Stored items from a collection:
◇ ◇ ◇
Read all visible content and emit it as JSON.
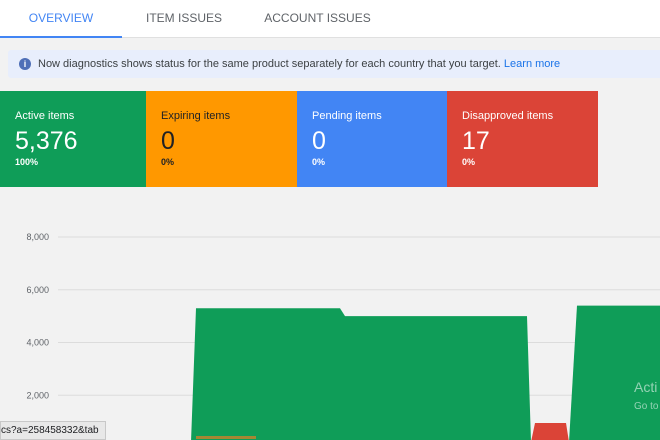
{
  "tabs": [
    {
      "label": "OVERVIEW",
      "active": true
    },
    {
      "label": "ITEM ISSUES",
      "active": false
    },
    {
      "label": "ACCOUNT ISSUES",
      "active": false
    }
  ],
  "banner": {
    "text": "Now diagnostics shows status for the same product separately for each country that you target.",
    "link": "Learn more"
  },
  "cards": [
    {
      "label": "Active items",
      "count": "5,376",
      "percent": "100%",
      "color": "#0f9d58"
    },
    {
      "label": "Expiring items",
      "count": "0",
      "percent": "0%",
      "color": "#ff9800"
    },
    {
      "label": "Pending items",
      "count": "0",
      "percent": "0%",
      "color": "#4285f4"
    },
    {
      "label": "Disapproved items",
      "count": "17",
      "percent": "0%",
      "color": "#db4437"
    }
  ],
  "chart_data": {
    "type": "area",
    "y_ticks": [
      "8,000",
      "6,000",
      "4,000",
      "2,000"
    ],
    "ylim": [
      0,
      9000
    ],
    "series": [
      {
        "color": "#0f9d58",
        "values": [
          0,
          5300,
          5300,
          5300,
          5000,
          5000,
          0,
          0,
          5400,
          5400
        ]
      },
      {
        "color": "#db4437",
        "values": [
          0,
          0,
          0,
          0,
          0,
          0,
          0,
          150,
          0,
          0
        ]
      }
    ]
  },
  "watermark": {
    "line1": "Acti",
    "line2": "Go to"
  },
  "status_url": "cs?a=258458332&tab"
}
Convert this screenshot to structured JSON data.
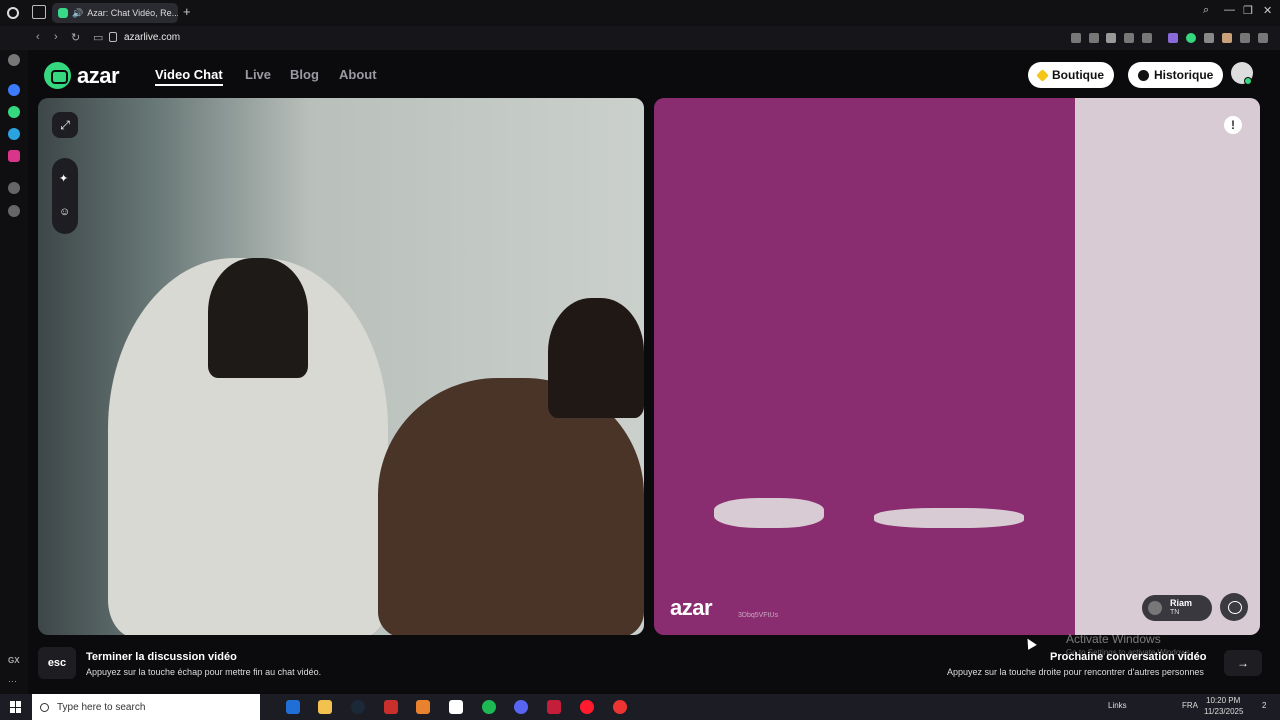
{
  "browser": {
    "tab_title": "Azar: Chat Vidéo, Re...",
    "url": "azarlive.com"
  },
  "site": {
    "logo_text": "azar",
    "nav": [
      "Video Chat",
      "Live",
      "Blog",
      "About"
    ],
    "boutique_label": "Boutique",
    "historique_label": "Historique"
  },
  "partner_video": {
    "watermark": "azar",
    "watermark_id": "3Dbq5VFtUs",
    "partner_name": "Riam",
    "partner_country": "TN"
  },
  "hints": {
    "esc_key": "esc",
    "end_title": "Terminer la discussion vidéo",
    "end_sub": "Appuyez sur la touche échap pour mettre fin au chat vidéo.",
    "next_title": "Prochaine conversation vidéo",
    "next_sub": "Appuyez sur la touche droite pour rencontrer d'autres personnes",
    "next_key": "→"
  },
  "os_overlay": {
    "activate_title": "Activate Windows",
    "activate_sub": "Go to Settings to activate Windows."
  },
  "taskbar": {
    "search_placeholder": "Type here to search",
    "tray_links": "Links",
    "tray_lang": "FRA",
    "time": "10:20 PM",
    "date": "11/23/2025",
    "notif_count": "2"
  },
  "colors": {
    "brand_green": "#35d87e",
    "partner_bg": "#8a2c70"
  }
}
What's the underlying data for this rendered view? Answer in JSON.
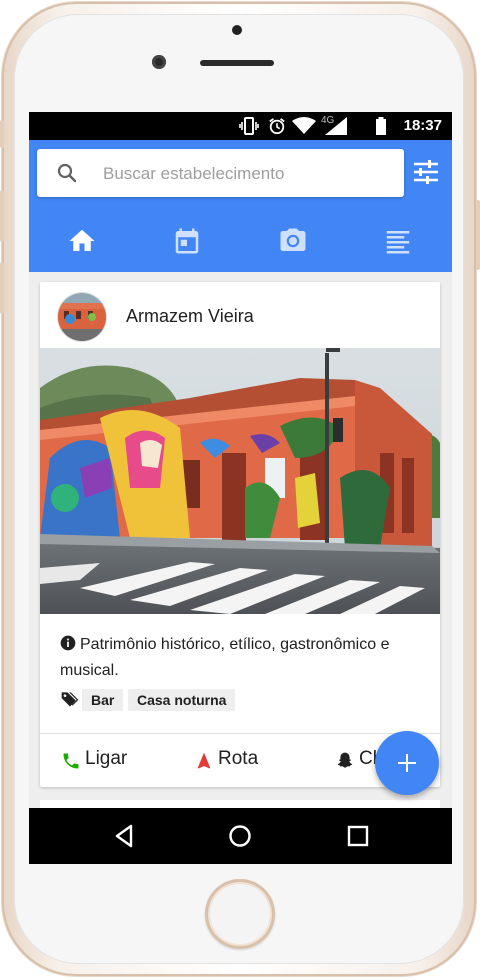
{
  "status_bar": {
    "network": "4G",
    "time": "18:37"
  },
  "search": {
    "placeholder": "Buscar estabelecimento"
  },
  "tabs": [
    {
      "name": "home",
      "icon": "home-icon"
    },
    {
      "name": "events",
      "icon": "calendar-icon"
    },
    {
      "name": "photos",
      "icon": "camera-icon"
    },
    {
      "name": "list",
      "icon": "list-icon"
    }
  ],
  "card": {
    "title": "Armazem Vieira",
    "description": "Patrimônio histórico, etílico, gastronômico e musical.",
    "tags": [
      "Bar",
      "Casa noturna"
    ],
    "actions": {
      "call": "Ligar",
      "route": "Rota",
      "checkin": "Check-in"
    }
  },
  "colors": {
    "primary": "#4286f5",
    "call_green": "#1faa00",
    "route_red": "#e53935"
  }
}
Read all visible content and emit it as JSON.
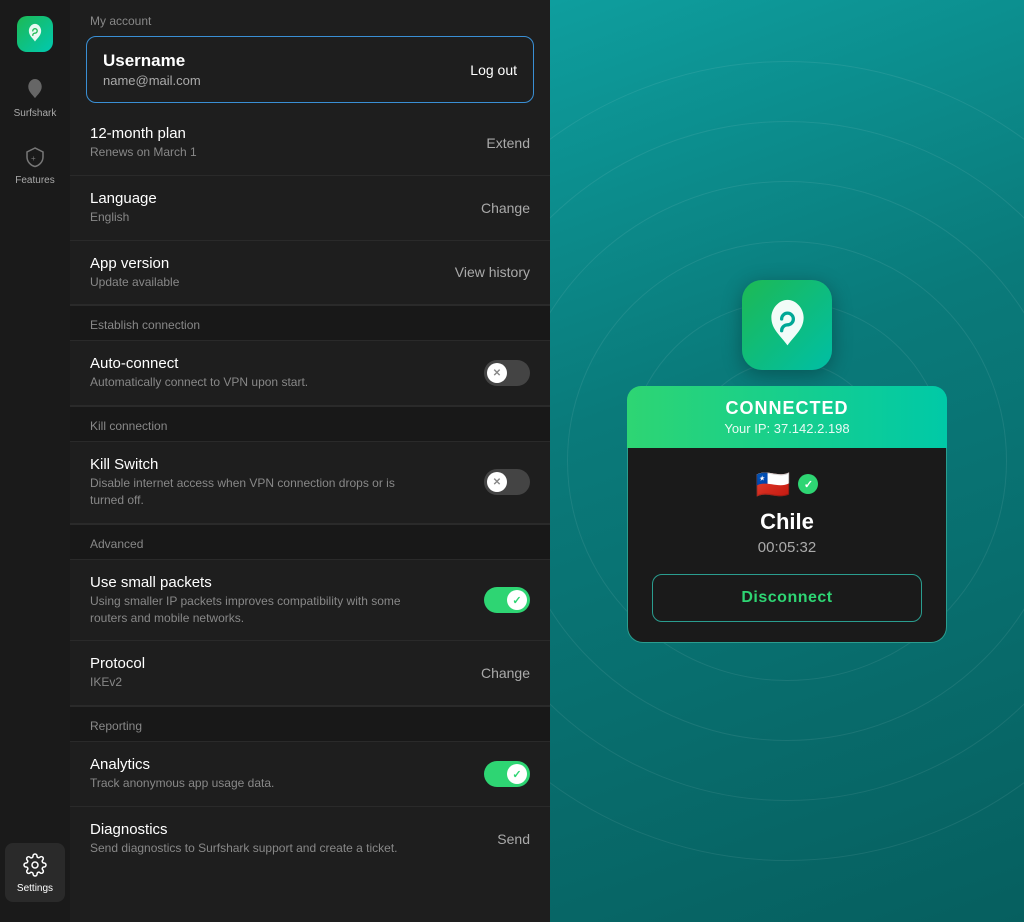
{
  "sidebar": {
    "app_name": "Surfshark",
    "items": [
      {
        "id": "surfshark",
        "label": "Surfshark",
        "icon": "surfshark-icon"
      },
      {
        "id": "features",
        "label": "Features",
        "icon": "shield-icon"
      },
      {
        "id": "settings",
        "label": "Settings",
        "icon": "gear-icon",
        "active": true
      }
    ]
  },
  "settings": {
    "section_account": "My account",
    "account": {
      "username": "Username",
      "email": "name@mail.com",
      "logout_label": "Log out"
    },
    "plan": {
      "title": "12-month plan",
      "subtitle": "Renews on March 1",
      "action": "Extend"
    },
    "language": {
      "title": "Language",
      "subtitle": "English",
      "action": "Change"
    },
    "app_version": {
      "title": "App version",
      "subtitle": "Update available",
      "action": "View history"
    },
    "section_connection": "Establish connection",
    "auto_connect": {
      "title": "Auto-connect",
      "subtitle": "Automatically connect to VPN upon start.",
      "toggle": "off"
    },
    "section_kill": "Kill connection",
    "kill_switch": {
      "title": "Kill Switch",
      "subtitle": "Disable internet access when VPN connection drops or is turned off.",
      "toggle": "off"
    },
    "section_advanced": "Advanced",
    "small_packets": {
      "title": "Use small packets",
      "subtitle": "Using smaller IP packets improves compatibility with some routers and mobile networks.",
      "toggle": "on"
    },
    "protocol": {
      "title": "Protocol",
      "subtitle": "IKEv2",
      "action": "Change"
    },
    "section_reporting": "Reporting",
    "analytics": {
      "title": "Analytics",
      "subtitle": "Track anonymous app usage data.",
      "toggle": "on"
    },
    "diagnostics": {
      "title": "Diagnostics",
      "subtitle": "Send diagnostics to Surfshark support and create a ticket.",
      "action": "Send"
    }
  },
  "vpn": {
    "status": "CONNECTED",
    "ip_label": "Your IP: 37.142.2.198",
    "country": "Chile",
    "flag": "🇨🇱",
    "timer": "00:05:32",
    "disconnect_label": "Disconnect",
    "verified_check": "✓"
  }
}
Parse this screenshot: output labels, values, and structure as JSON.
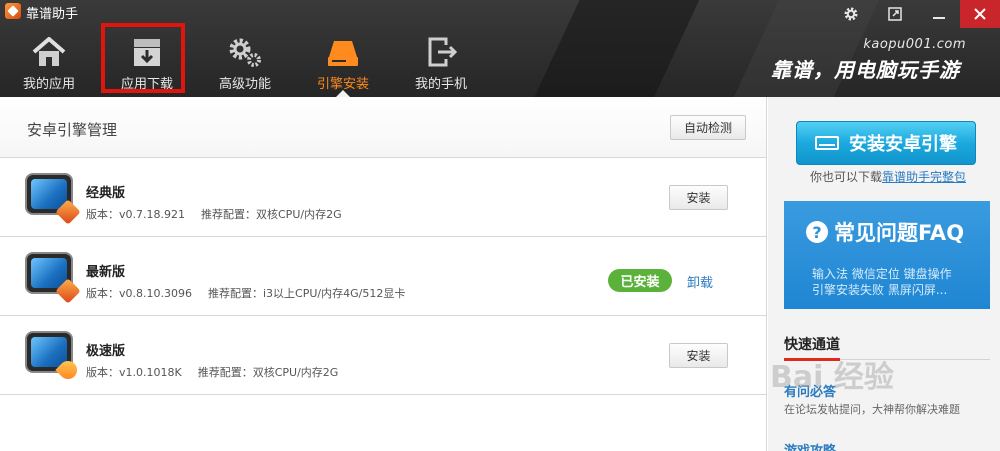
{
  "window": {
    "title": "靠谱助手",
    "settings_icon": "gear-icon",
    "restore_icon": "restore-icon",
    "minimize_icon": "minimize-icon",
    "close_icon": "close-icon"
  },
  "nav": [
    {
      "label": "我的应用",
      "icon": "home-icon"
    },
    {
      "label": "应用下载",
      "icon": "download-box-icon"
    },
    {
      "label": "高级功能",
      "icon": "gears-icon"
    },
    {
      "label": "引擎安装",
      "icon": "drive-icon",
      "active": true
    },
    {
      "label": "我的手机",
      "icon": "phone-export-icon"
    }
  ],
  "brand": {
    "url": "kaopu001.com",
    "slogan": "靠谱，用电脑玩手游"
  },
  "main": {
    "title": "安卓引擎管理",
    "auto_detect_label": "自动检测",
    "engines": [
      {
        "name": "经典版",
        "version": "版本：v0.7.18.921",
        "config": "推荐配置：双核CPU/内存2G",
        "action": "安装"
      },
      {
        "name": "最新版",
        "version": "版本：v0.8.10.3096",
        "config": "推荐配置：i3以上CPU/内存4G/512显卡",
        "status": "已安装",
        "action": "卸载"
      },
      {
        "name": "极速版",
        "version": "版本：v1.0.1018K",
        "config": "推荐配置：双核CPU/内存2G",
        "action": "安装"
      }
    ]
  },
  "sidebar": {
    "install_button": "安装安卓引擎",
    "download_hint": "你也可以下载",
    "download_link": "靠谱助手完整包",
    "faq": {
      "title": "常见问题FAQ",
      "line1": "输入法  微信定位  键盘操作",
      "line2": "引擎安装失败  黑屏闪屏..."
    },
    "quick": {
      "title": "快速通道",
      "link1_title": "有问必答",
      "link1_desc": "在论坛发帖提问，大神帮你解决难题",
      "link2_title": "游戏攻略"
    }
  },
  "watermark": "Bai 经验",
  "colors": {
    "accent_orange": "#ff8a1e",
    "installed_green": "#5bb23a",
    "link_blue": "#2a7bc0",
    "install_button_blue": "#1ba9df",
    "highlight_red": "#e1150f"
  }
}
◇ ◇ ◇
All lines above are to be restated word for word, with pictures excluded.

_Response area_:
Read all visible content and emit it as JSON.
{
  "tabs": [
    {
      "label": "OVERVIEW",
      "active": true
    },
    {
      "label": "ITEM ISSUES",
      "active": false
    },
    {
      "label": "ACCOUNT ISSUES",
      "active": false
    }
  ],
  "banner": {
    "text": "Now diagnostics shows status for the same product separately for each country that you target.",
    "link": "Learn more"
  },
  "cards": [
    {
      "label": "Active items",
      "count": "5,376",
      "percent": "100%",
      "color": "#0f9d58"
    },
    {
      "label": "Expiring items",
      "count": "0",
      "percent": "0%",
      "color": "#ff9800"
    },
    {
      "label": "Pending items",
      "count": "0",
      "percent": "0%",
      "color": "#4285f4"
    },
    {
      "label": "Disapproved items",
      "count": "17",
      "percent": "0%",
      "color": "#db4437"
    }
  ],
  "chart_data": {
    "type": "area",
    "y_ticks": [
      "8,000",
      "6,000",
      "4,000",
      "2,000"
    ],
    "ylim": [
      0,
      9000
    ],
    "series": [
      {
        "color": "#0f9d58",
        "values": [
          0,
          5300,
          5300,
          5300,
          5000,
          5000,
          0,
          0,
          5400,
          5400
        ]
      },
      {
        "color": "#db4437",
        "values": [
          0,
          0,
          0,
          0,
          0,
          0,
          0,
          150,
          0,
          0
        ]
      }
    ]
  },
  "watermark": {
    "line1": "Acti",
    "line2": "Go to"
  },
  "status_url": "cs?a=258458332&tab"
}
Convert this screenshot to structured JSON data.
{
  "browser": {
    "tab_title": "Azar: Chat Vidéo, Re...",
    "url": "azarlive.com"
  },
  "site": {
    "logo_text": "azar",
    "nav": [
      "Video Chat",
      "Live",
      "Blog",
      "About"
    ],
    "boutique_label": "Boutique",
    "historique_label": "Historique"
  },
  "partner_video": {
    "watermark": "azar",
    "watermark_id": "3Dbq5VFtUs",
    "partner_name": "Riam",
    "partner_country": "TN"
  },
  "hints": {
    "esc_key": "esc",
    "end_title": "Terminer la discussion vidéo",
    "end_sub": "Appuyez sur la touche échap pour mettre fin au chat vidéo.",
    "next_title": "Prochaine conversation vidéo",
    "next_sub": "Appuyez sur la touche droite pour rencontrer d'autres personnes",
    "next_key": "→"
  },
  "os_overlay": {
    "activate_title": "Activate Windows",
    "activate_sub": "Go to Settings to activate Windows."
  },
  "taskbar": {
    "search_placeholder": "Type here to search",
    "tray_links": "Links",
    "tray_lang": "FRA",
    "time": "10:20 PM",
    "date": "11/23/2025",
    "notif_count": "2"
  },
  "colors": {
    "brand_green": "#35d87e",
    "partner_bg": "#8a2c70"
  }
}
What's the underlying data for this rendered view? Answer in JSON.
{
  "status_bar": {
    "network": "4G",
    "time": "18:37"
  },
  "search": {
    "placeholder": "Buscar estabelecimento"
  },
  "tabs": [
    {
      "name": "home",
      "icon": "home-icon"
    },
    {
      "name": "events",
      "icon": "calendar-icon"
    },
    {
      "name": "photos",
      "icon": "camera-icon"
    },
    {
      "name": "list",
      "icon": "list-icon"
    }
  ],
  "card": {
    "title": "Armazem Vieira",
    "description": "Patrimônio histórico, etílico, gastronômico e musical.",
    "tags": [
      "Bar",
      "Casa noturna"
    ],
    "actions": {
      "call": "Ligar",
      "route": "Rota",
      "checkin": "Check-in"
    }
  },
  "colors": {
    "primary": "#4286f5",
    "call_green": "#1faa00",
    "route_red": "#e53935"
  }
}
Read all visible content and emit it as JSON.
{
  "sidebar": {
    "app_name": "Surfshark",
    "items": [
      {
        "id": "surfshark",
        "label": "Surfshark",
        "icon": "surfshark-icon"
      },
      {
        "id": "features",
        "label": "Features",
        "icon": "shield-icon"
      },
      {
        "id": "settings",
        "label": "Settings",
        "icon": "gear-icon",
        "active": true
      }
    ]
  },
  "settings": {
    "section_account": "My account",
    "account": {
      "username": "Username",
      "email": "name@mail.com",
      "logout_label": "Log out"
    },
    "plan": {
      "title": "12-month plan",
      "subtitle": "Renews on March 1",
      "action": "Extend"
    },
    "language": {
      "title": "Language",
      "subtitle": "English",
      "action": "Change"
    },
    "app_version": {
      "title": "App version",
      "subtitle": "Update available",
      "action": "View history"
    },
    "section_connection": "Establish connection",
    "auto_connect": {
      "title": "Auto-connect",
      "subtitle": "Automatically connect to VPN upon start.",
      "toggle": "off"
    },
    "section_kill": "Kill connection",
    "kill_switch": {
      "title": "Kill Switch",
      "subtitle": "Disable internet access when VPN connection drops or is turned off.",
      "toggle": "off"
    },
    "section_advanced": "Advanced",
    "small_packets": {
      "title": "Use small packets",
      "subtitle": "Using smaller IP packets improves compatibility with some routers and mobile networks.",
      "toggle": "on"
    },
    "protocol": {
      "title": "Protocol",
      "subtitle": "IKEv2",
      "action": "Change"
    },
    "section_reporting": "Reporting",
    "analytics": {
      "title": "Analytics",
      "subtitle": "Track anonymous app usage data.",
      "toggle": "on"
    },
    "diagnostics": {
      "title": "Diagnostics",
      "subtitle": "Send diagnostics to Surfshark support and create a ticket.",
      "action": "Send"
    }
  },
  "vpn": {
    "status": "CONNECTED",
    "ip_label": "Your IP: 37.142.2.198",
    "country": "Chile",
    "flag": "🇨🇱",
    "timer": "00:05:32",
    "disconnect_label": "Disconnect",
    "verified_check": "✓"
  }
}
Parse this screenshot: output labels, values, and structure as JSON.
{
  "window": {
    "title": "靠谱助手",
    "settings_icon": "gear-icon",
    "restore_icon": "restore-icon",
    "minimize_icon": "minimize-icon",
    "close_icon": "close-icon"
  },
  "nav": [
    {
      "label": "我的应用",
      "icon": "home-icon"
    },
    {
      "label": "应用下载",
      "icon": "download-box-icon"
    },
    {
      "label": "高级功能",
      "icon": "gears-icon"
    },
    {
      "label": "引擎安装",
      "icon": "drive-icon",
      "active": true
    },
    {
      "label": "我的手机",
      "icon": "phone-export-icon"
    }
  ],
  "brand": {
    "url": "kaopu001.com",
    "slogan": "靠谱，用电脑玩手游"
  },
  "main": {
    "title": "安卓引擎管理",
    "auto_detect_label": "自动检测",
    "engines": [
      {
        "name": "经典版",
        "version": "版本：v0.7.18.921",
        "config": "推荐配置：双核CPU/内存2G",
        "action": "安装"
      },
      {
        "name": "最新版",
        "version": "版本：v0.8.10.3096",
        "config": "推荐配置：i3以上CPU/内存4G/512显卡",
        "status": "已安装",
        "action": "卸载"
      },
      {
        "name": "极速版",
        "version": "版本：v1.0.1018K",
        "config": "推荐配置：双核CPU/内存2G",
        "action": "安装"
      }
    ]
  },
  "sidebar": {
    "install_button": "安装安卓引擎",
    "download_hint": "你也可以下载",
    "download_link": "靠谱助手完整包",
    "faq": {
      "title": "常见问题FAQ",
      "line1": "输入法  微信定位  键盘操作",
      "line2": "引擎安装失败  黑屏闪屏..."
    },
    "quick": {
      "title": "快速通道",
      "link1_title": "有问必答",
      "link1_desc": "在论坛发帖提问，大神帮你解决难题",
      "link2_title": "游戏攻略"
    }
  },
  "watermark": "Bai 经验",
  "colors": {
    "accent_orange": "#ff8a1e",
    "installed_green": "#5bb23a",
    "link_blue": "#2a7bc0",
    "install_button_blue": "#1ba9df",
    "highlight_red": "#e1150f"
  }
}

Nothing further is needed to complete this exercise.